**Material supplied:**
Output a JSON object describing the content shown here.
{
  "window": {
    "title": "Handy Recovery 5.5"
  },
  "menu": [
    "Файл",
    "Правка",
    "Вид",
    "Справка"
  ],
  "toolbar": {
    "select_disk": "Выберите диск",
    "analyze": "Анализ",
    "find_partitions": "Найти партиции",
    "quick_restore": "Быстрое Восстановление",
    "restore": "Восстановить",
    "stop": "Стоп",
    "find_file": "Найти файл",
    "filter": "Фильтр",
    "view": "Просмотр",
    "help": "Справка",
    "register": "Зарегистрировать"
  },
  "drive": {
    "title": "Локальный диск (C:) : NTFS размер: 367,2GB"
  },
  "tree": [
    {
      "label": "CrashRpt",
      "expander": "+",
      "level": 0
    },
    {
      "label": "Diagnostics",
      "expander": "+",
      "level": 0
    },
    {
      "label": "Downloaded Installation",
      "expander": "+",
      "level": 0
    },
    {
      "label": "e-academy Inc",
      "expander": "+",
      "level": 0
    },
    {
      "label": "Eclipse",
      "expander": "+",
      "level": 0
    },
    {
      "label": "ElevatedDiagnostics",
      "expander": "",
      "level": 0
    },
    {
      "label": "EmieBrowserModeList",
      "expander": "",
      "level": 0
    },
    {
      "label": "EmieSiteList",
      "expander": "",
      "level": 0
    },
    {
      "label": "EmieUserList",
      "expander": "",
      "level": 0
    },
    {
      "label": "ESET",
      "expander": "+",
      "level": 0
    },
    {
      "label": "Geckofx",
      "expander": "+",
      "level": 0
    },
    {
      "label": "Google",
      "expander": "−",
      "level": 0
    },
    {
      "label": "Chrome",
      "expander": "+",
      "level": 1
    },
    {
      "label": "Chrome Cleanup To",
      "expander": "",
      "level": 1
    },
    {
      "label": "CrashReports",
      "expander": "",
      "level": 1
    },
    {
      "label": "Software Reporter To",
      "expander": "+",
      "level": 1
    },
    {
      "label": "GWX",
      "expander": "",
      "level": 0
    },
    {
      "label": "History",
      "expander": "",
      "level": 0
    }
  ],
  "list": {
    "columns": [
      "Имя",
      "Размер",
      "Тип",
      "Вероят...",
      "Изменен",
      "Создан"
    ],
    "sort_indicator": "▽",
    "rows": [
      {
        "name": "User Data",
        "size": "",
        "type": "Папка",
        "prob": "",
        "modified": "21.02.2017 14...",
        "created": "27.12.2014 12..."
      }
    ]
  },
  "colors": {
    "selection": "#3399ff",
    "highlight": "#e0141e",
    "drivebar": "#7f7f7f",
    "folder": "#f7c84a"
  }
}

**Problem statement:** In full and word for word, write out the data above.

**Answer to the problem:**
Output a JSON object describing the content shown here.
{
  "window": {
    "title": "Handy Recovery 5.5"
  },
  "menu": [
    "Файл",
    "Правка",
    "Вид",
    "Справка"
  ],
  "toolbar": {
    "select_disk": "Выберите диск",
    "analyze": "Анализ",
    "find_partitions": "Найти партиции",
    "quick_restore": "Быстрое Восстановление",
    "restore": "Восстановить",
    "stop": "Стоп",
    "find_file": "Найти файл",
    "filter": "Фильтр",
    "view": "Просмотр",
    "help": "Справка",
    "register": "Зарегистрировать"
  },
  "drive": {
    "title": "Локальный диск (C:) : NTFS размер: 367,2GB"
  },
  "tree": [
    {
      "label": "CrashRpt",
      "expander": "+",
      "level": 0
    },
    {
      "label": "Diagnostics",
      "expander": "+",
      "level": 0
    },
    {
      "label": "Downloaded Installation",
      "expander": "+",
      "level": 0
    },
    {
      "label": "e-academy Inc",
      "expander": "+",
      "level": 0
    },
    {
      "label": "Eclipse",
      "expander": "+",
      "level": 0
    },
    {
      "label": "ElevatedDiagnostics",
      "expander": "",
      "level": 0
    },
    {
      "label": "EmieBrowserModeList",
      "expander": "",
      "level": 0
    },
    {
      "label": "EmieSiteList",
      "expander": "",
      "level": 0
    },
    {
      "label": "EmieUserList",
      "expander": "",
      "level": 0
    },
    {
      "label": "ESET",
      "expander": "+",
      "level": 0
    },
    {
      "label": "Geckofx",
      "expander": "+",
      "level": 0
    },
    {
      "label": "Google",
      "expander": "−",
      "level": 0
    },
    {
      "label": "Chrome",
      "expander": "+",
      "level": 1
    },
    {
      "label": "Chrome Cleanup To",
      "expander": "",
      "level": 1
    },
    {
      "label": "CrashReports",
      "expander": "",
      "level": 1
    },
    {
      "label": "Software Reporter To",
      "expander": "+",
      "level": 1
    },
    {
      "label": "GWX",
      "expander": "",
      "level": 0
    },
    {
      "label": "History",
      "expander": "",
      "level": 0
    }
  ],
  "list": {
    "columns": [
      "Имя",
      "Размер",
      "Тип",
      "Вероят...",
      "Изменен",
      "Создан"
    ],
    "sort_indicator": "▽",
    "rows": [
      {
        "name": "User Data",
        "size": "",
        "type": "Папка",
        "prob": "",
        "modified": "21.02.2017 14...",
        "created": "27.12.2014 12..."
      }
    ]
  },
  "colors": {
    "selection": "#3399ff",
    "highlight": "#e0141e",
    "drivebar": "#7f7f7f",
    "folder": "#f7c84a"
  }
}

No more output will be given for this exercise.